This time the subject of his discourse was Venus and how hot it is (from carbon dioxide, of course). Steven Milloy saw the comedy as well:
Incredibly, not a Senator on the Committee questioned -- much less burst into outright laughter at -- Gore’s absurd point. In fact, each Senator who spoke at the hearing, including Republicans, offered little but fawning praise for Gore. It’s hard to know whether the hearing’s lovefest was simply an example of the Senate’s exaggerated sense of collegiality, appalling ignorance and gullibility about environmental science, or fear of appearing to be less green than Gore.
It is true that atmospheric CO2 warms both Venus and the Earth, but that’s about where the CO2 commonality between the two planets ends. While the Venusian atmosphere is 97 percent CO2 (970,000 parts per million), the Earth’s atmosphere is only 0.038 percent CO2 (380 parts per million). So the Venusian atmosphere’s CO2 level is more than 2,557 times greater than the Earth’s. And since the CO2 in the Earth’s atmosphere is increasing by only about 2 parts per million annually, our planet is hardly being Venus-ized.

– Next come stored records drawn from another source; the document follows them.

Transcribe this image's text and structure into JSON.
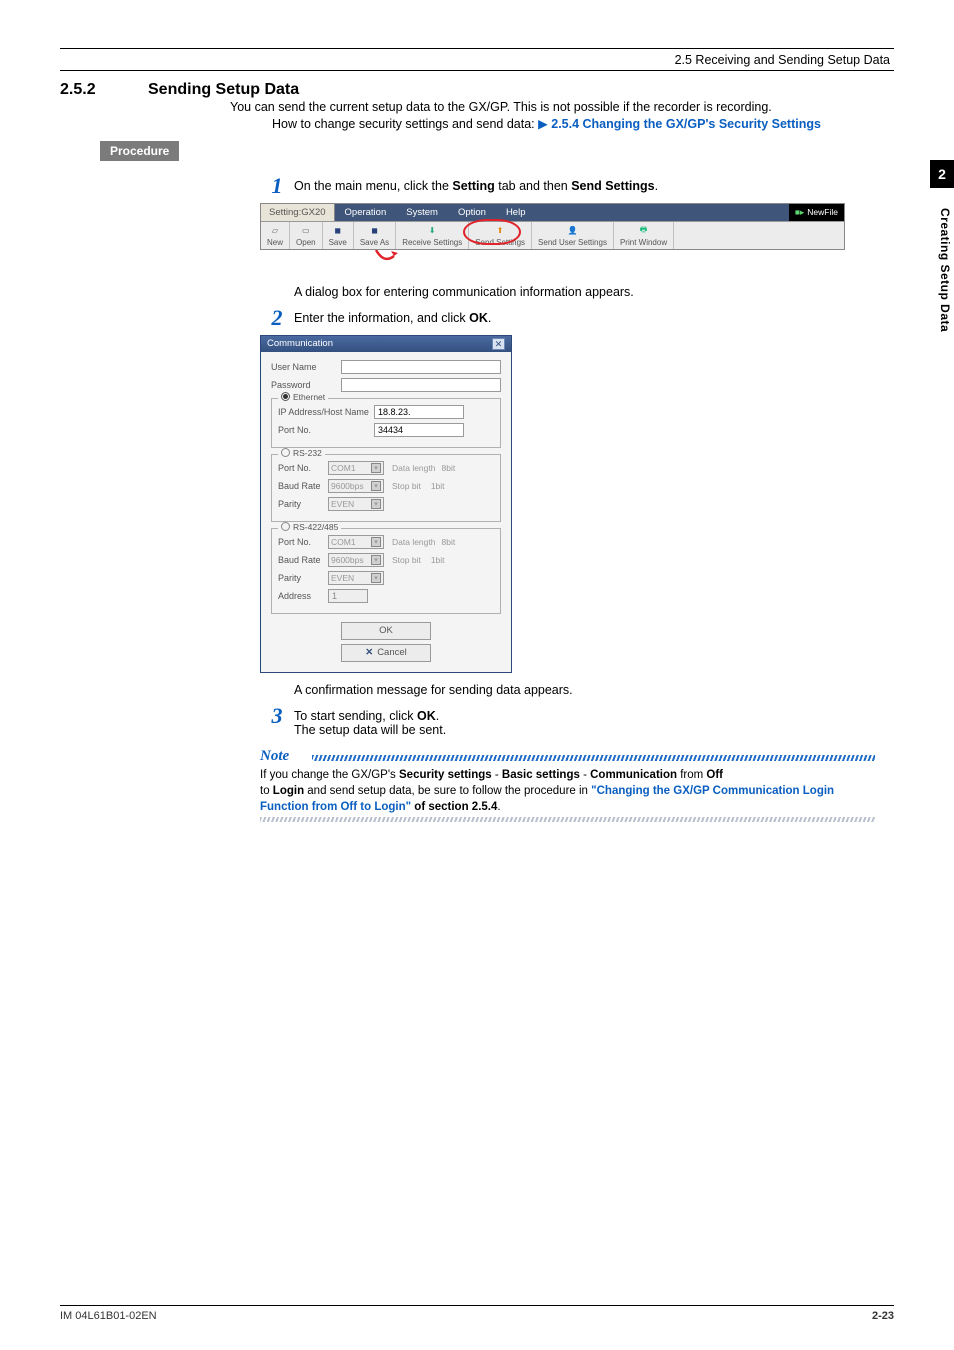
{
  "header": {
    "crumb": "2.5  Receiving and Sending Setup Data"
  },
  "section": {
    "number": "2.5.2",
    "title": "Sending Setup Data"
  },
  "intro": {
    "para": "You can send the current setup data to the GX/GP. This is not possible if the recorder is recording.",
    "how_prefix": "How to change security settings and send data: ",
    "how_link": "2.5.4 Changing the GX/GP's Security Settings"
  },
  "procedure_label": "Procedure",
  "steps": {
    "s1_num": "1",
    "s1_text_a": "On the main menu, click the ",
    "s1_b1": "Setting",
    "s1_text_b": " tab and then ",
    "s1_b2": "Send Settings",
    "s1_text_c": ".",
    "below_toolbar": "A dialog box for entering communication information appears.",
    "s2_num": "2",
    "s2_text_a": "Enter the information, and click ",
    "s2_b1": "OK",
    "s2_text_b": ".",
    "below_dialog": "A confirmation message for sending data appears.",
    "s3_num": "3",
    "s3_text_a": "To start sending, click ",
    "s3_b1": "OK",
    "s3_text_b": ".",
    "s3_line2": "The setup data will be sent."
  },
  "toolbar": {
    "tab_setting": "Setting:GX20",
    "menu": {
      "op": "Operation",
      "sys": "System",
      "opt": "Option",
      "help": "Help"
    },
    "right": "NewFile",
    "items": {
      "new": "New",
      "open": "Open",
      "save": "Save",
      "saveas": "Save As",
      "recv": "Receive Settings",
      "send": "Send Settings",
      "sendu": "Send User Settings",
      "print": "Print Window"
    }
  },
  "dialog": {
    "title": "Communication",
    "user": "User Name",
    "pass": "Password",
    "eth_label": "Ethernet",
    "ip_label": "IP Address/Host Name",
    "ip_val": "18.8.23.",
    "port_label": "Port No.",
    "port_val": "34434",
    "rs232_label": "RS-232",
    "rs485_label": "RS-422/485",
    "pn": "Port No.",
    "pn_val": "COM1",
    "br": "Baud Rate",
    "br_val": "9600bps",
    "parity": "Parity",
    "parity_val": "EVEN",
    "dlen": "Data length",
    "dlen_val": "8bit",
    "sbit": "Stop bit",
    "sbit_val": "1bit",
    "addr": "Address",
    "addr_val": "1",
    "ok": "OK",
    "cancel": "Cancel"
  },
  "note": {
    "label": "Note",
    "t1": "If you change the GX/GP's ",
    "b1": "Security settings",
    "t2": " - ",
    "b2": "Basic settings",
    "t3": " - ",
    "b3": "Communication",
    "t4": " from ",
    "b4": "Off",
    "t5": " to ",
    "b5": "Login",
    "t6": " and send setup data, be sure to follow the procedure in ",
    "link": "\"Changing the GX/GP Communication Login Function from Off to Login\"",
    "t7": " of section 2.5.4",
    "t8": "."
  },
  "side": {
    "chapnum": "2",
    "chapname": "Creating Setup Data"
  },
  "footer": {
    "left": "IM 04L61B01-02EN",
    "right": "2-23"
  }
}
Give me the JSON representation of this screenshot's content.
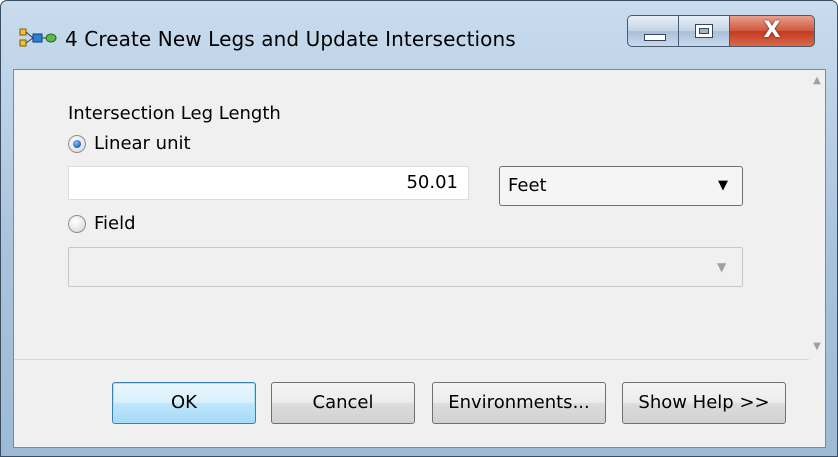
{
  "window": {
    "title": "4 Create New Legs and Update Intersections",
    "close_glyph": "X"
  },
  "form": {
    "section_label": "Intersection Leg Length",
    "linear_unit": {
      "label": "Linear unit",
      "selected": true,
      "value": "50.01",
      "unit": "Feet"
    },
    "field": {
      "label": "Field",
      "selected": false,
      "value": ""
    }
  },
  "buttons": {
    "ok": "OK",
    "cancel": "Cancel",
    "environments": "Environments...",
    "show_help": "Show Help >>"
  },
  "icons": {
    "app": "model-tool-icon",
    "minimize": "minimize-icon",
    "maximize": "maximize-icon",
    "close": "close-icon",
    "dropdown": "chevron-down-icon"
  },
  "colors": {
    "title_bar": "#b7cde3",
    "close_button": "#c94a2c",
    "default_button_border": "#3c7fb1",
    "radio_checked": "#1b63b8"
  }
}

No matter. Al is in the global warming business and not even the next Ice Age will get him out of it. And as for audience of esteemed legislators listening to his babble, I have a suggestion that might help the financial crisis: fire all of them.